“The bankruptcy reform bills now before Congress and already backed by the banking industry, are bad for consumers. One of the bills has already passed the House of Representatives, even though it is not supported by bankruptcy judges, law professors bankruptcy lawyers.
The bankruptcy bills now before Congress give certain credit card debt priority equal to unpaid taxes and overdue child support, and make the IRS the national standard for living expenses rather than actual living expenses controlling in bankruptcy repayment plans. These national standards have no relationship to the cost of living in South Jersey and the Philadelphia area. Further these bills require the filing of a debtor’s tax return for the court, where they are available to anyone. As a lawyer who concentrates in bankruptcy, I am concerned that the debt relief procedure under this bill will become more litigious and therefore more costly to those who can least afford it. It will skew the system even more in favor of the institutional creditors with unlimited funds for legal fees. The banking industry has reportedly spent $40 million promoting this “reform.”
The over-extension of consumer credit was not caused by the Bankruptcy Code, and making bankruptcy less available will not create more money in the budgets of those who are buried in debt.
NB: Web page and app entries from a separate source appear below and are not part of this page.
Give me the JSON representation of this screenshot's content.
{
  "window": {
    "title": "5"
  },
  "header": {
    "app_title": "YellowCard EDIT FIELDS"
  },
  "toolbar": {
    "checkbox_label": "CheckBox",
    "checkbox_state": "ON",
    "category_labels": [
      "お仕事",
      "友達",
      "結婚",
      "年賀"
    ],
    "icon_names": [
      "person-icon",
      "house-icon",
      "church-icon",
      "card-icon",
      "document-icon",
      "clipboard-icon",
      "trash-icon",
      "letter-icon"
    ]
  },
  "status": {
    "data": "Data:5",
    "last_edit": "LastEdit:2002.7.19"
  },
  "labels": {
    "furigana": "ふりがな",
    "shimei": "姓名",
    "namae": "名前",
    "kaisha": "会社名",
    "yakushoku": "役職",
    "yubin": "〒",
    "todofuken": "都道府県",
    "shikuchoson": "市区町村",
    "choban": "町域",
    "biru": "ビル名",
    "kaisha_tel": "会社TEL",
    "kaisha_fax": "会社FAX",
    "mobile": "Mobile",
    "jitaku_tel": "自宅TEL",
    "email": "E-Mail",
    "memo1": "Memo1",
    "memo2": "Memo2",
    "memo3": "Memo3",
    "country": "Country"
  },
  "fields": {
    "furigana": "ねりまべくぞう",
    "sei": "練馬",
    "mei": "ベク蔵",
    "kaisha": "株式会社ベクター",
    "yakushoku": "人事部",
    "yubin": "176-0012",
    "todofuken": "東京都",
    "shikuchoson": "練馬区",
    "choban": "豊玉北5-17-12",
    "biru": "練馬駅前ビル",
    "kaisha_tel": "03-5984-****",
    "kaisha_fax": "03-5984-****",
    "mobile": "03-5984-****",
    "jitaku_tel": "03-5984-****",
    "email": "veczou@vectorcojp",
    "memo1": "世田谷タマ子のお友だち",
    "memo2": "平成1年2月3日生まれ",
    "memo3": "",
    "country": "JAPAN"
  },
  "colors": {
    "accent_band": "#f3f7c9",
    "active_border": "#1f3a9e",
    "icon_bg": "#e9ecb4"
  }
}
The credit industry has aggressively extended credit to more and more marginal borrowers, Why should the bankruptcy courts become a collector for the credit industry without reform on its part?
Lee M. Perlman, Esquire